The party also gets out of a ridiculous number of dangerous situations by just having everyone but one party member pile into a portable hole while said party member swims/turns invisible/flies/etc. out of or past trouble. It works alright the first two times, when half the party is half-dead and dying of illness, and first the Justicar has to swim out of danger, using it as a makeshift aqualung, and when Henry is literally the only able-bodied non-badger party member and needs to come into his own as a man, but by the time they literally kill Lolth with it (in an admittedly badass scene that'd work great if not for that item's prior overuse), you'd think the DM'd've asked them to cut that shit out before he throws a disenchanter their way!
And there's a lot of Star Wars references. Like, a bizarre number. None of them are quite as unsubtle as the villain in White Plume Mountain literally shouting "I'll get you Justicar! And your little dog too!" during the climactic pre-boss fight, but still. It gets weird after a while.
Finally... Look. Kidd's work has always been strongly anti-religion, and that's fine. Man's entitled to his opinions. Justicar has always been a misotheistic character, and that works given his anti-authority streak and trauma in the Greyhawk Wars. Escalla being a misotheist because she's a fairy is just fair enough. But this is the point where it gets out of hand, with entire conversations devoted to how much the D&D afterlife sucks, how there's no such thing as a "good" god and even the "good" ones abuse and enslave their followers in the afterlife as egos run amok, with every worshipper being a deluded pawn for whose well-being they care nothing, and so on. The finale isn't even them killing Lolth, but having to battle Thoth and the population of the Egyptian afterlife to free Enid from miserable eternal slavery as a drudge in one of his libraries, since their forces inexplicably refused to let a devout adventurer get raised for no reason! It's unnecessary, and crosses the line from characters espousing views to the author using them as mouthpieces. And again, while there's nothing wrong with atheism (and while the concepts the D&D afterlife uses are certainly not above criticism), literally being the last thing you'll read in the novel is a bit much.

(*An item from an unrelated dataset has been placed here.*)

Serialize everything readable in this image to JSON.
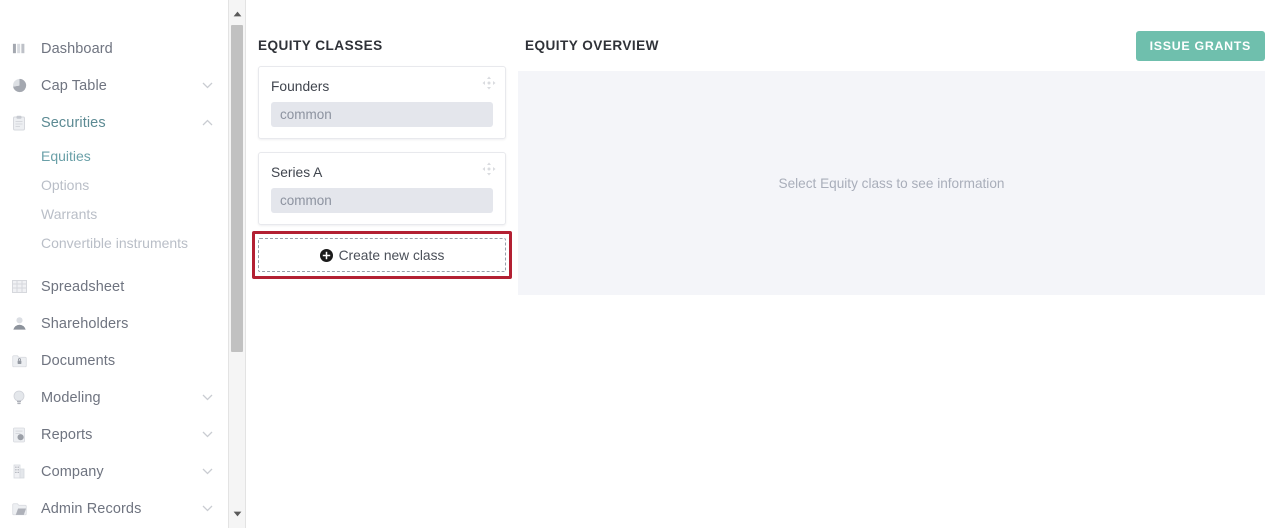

But, overall, while flawed, it's still a cracking good read, and a good finale to all the characters' roads. There's also a buncha smart running gags I won't spoil that pay off well, and hell, Morag's character arc has got a brutally funny joke at Escalla's expense in the middle of the final boss fight.